In the same areas as the snook, Lowman is hooking into catch-and-release redfish. The reds seem to be meandering down the shorelines mixed in with schools of mullet, and casting live shiners around the mullet is attracting a bite. Moving to slightly deeper flats, Lowman is finding spotted seatrout. Most catches are in the slot of 15-20 inches.
Lastly, Lowman is catching the beginning of the inshore mangrove snapper bite. Fishing structure in Tampa Bay is beginning to turn on.
Capt. Warren Girle is working his charters on nearshore and offshore structure. Mangrove snapper and Key West grunts are being caught around ledges in 30-50 feet of water, where live shiners combined when a knocker rig work well. On the surface are kingfish and bonito. To catch these high-activity fish, Girle is free-lining live shiners on a long shank hook. When the kings are abundant and in a frenzy, he is adding a wire rig to the long shank hook.

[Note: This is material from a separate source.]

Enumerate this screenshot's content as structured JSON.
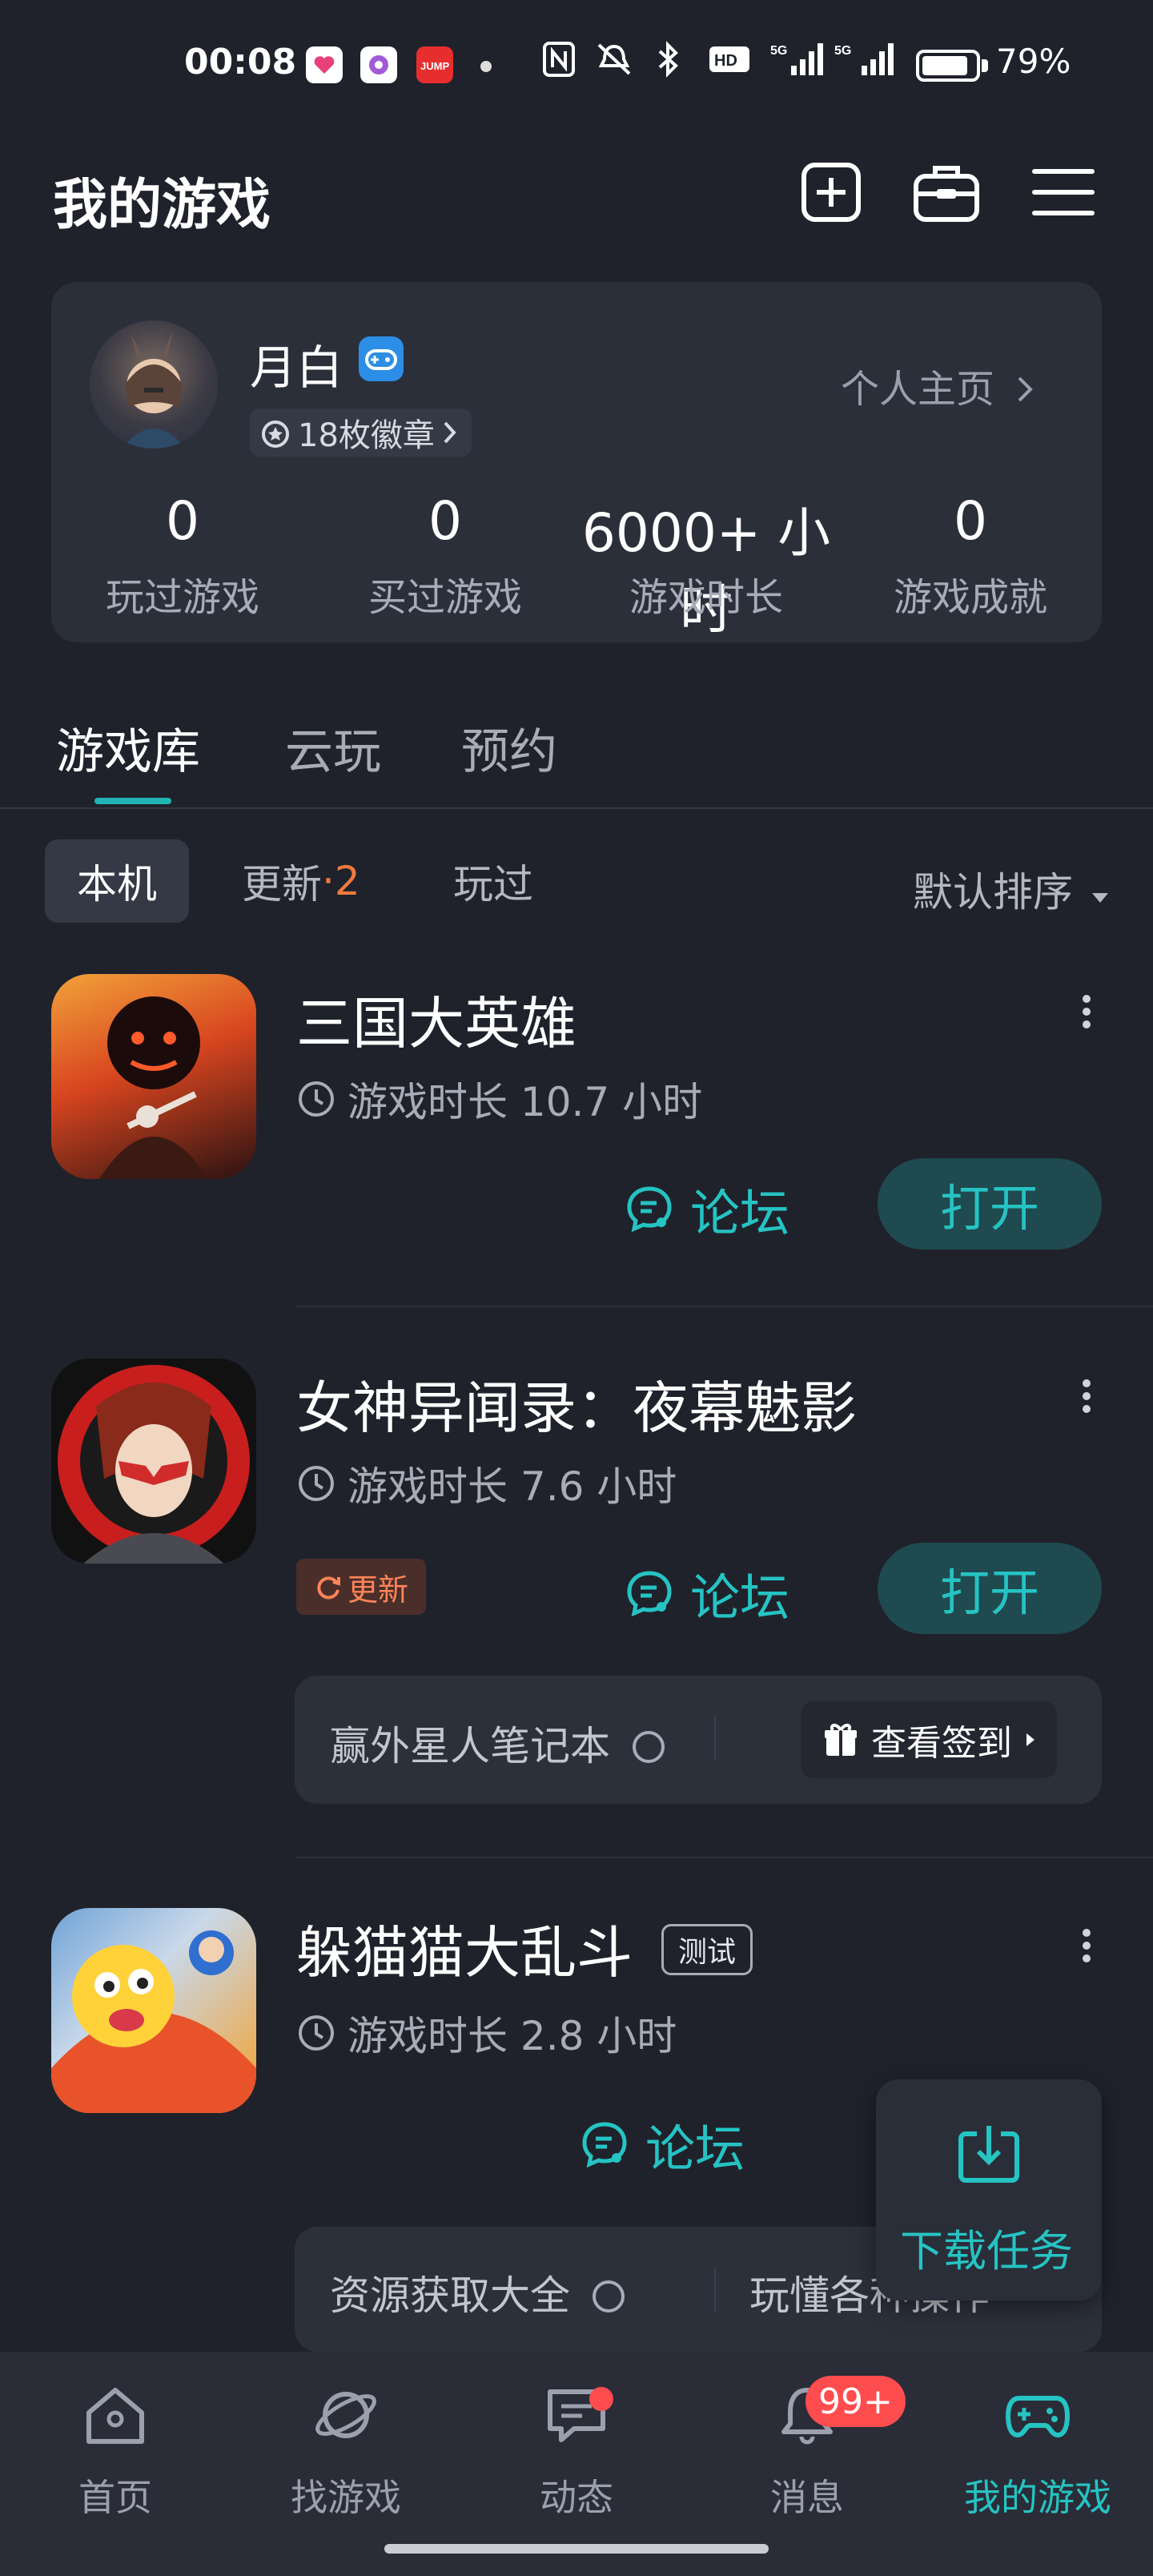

Moving inshore, catch-and-release snook are the primary bite. Catch-and-release reds also are being caught, especially around oyster bars and docks.
Lastly, spotted seatrout and mackerel are being taken while fishing the deeper grass flats.
Capt. David White of Anna Maria Charters is on patrol offshore. Bottom fishing with live bait on the surface around offshore wrecks and reefs is providing good action on mangrove and yellowtail snapper, as well as red grouper. Using dead sardines is working as bait, especially for the grouper. Blackfin tuna are in abundance offshore and White is finding numerous candidates interested in his bait. He said live shiners on the surface are working well.
Moving inshore, catch-and-release snook are the primary bite, although catch-and-release redfish and spotted seatrout are taking the hook.
Capt. Jason Stock is finding the blackfin tuna bite is exceptional and irresistible. Targeting these high-speed torpedoes with live baits such as shiners or goggle eyes works well. Lipped plugs and other artificial baits rapidly stripped along the surface can trigger a strike. While targeting tuna, Stock is encountering numerous kingfish.
Switching tactics to bottom fishing is proving well for Stock, too, as mangrove and yellowtail snapper are in abundance offshore. Goliath grouper also are being found while bottom fishing.
Finally, drifting live crabs over offshore wrecks is luring some of the elusive permit to take a bait.